4. Focus on the end goal rather than specific features
When you work closely with a product you’re passionate about, it’s only natural to think of all the possibilities, and minute details and features of the product. However, it’s crucial to understand that, while you might be the one making the internal decisions, the user will have the final call. Getting hung up on specific features will get you frustrated if users disagree, or lead you to make biased choices. To overcome this, you can write a research statement explaining the big problem you’re trying to achieve with the product. Come back to this before and after each decision, to keep your choices grounded in what’s best for the user.
“We always ask: Are we solving the right problem by creating this product? Is it going to have a measurable benefit to people?” says Nick Simpson, Head of UX at Airteam. “Then, we try to answer those questions through research methods to determine whether this investment will be worth it, to both business and users.” By thinking of the overall end goal at all stages, you get to build profitable products and features that really respond to that intention.

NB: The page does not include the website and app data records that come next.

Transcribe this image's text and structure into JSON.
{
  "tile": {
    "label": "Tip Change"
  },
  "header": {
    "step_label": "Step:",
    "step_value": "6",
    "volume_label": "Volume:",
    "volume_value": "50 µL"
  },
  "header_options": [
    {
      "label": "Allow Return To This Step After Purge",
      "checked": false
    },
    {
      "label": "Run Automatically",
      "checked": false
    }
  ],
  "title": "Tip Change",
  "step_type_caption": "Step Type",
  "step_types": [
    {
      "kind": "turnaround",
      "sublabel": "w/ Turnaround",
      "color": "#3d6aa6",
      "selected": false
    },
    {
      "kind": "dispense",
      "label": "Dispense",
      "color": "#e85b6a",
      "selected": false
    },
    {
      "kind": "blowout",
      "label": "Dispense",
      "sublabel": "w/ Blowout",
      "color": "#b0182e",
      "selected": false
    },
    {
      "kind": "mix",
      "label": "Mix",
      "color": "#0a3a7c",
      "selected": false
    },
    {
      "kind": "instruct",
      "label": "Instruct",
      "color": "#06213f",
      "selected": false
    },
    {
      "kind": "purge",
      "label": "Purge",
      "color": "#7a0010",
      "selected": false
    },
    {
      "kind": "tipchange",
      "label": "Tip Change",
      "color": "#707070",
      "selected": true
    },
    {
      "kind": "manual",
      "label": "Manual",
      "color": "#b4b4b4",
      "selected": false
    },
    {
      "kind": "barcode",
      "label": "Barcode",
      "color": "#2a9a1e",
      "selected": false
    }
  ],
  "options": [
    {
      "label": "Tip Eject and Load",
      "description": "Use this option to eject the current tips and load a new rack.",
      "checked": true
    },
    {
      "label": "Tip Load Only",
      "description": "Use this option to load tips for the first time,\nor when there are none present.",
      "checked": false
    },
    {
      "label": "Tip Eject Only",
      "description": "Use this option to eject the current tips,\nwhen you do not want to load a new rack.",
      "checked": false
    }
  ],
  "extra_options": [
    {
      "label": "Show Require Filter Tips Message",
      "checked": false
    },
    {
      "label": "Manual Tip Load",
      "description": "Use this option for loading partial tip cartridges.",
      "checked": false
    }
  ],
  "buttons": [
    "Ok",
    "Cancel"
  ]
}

5. Take notes of everything
This one might go without saying, but it’s crucial to keep track of everything. Not just to inform future research and remind yourself where decisions came from, but to democratize research and bring the entire organization into your research process.
Set up a centralized research repository that anyone can access, and share it with your wider organization. Within the product team, keep a record of all user insights, even if they sound impossible to achieve at first. “These ‘futuristic’ thoughts or ideas are the ones that can either inform future iterations of the product or that you can creatively turn into something more feasible to design and build,” explains Nick. Keeping an organized information bank enables everyone on the team to get to know the user, the market, and why you’ve made certain decisions in the past.
6. Combine user feedback with data
While your users should be at the center of your business, don’t rely solely on their comments without checking other data. In reality, not everything people say is exactly what they do. Research participants can be influenced by any number of factors, mostly unconscious, so it’s important to use qualitative and quantitative data to reinforce each other.
For example, the users you interviewed might tell you they love a certain feature, but when you contrast those comments with heatmap data and time on page, you see that only a small percentage of your customers actually use it. Consider what research can be conducted to ascertain why this is, how you can improve those metrics, or whether it’s more helpful to refocus efforts on a different feature with a higher profit margin.
Keep learning about product research
In this chapter, we’ve covered a lot about product research:
- What product research is (and what it’s not)
- How researching your product is beneficial to your business
- The different methods you can use to conduct product research
- When to conduct product research
- Best practices for your research
Now, it’s time to kickstart your product research process in the next chapter. We’ll also talk about how to conduct product experiments and competitive analysis, so stay tuned.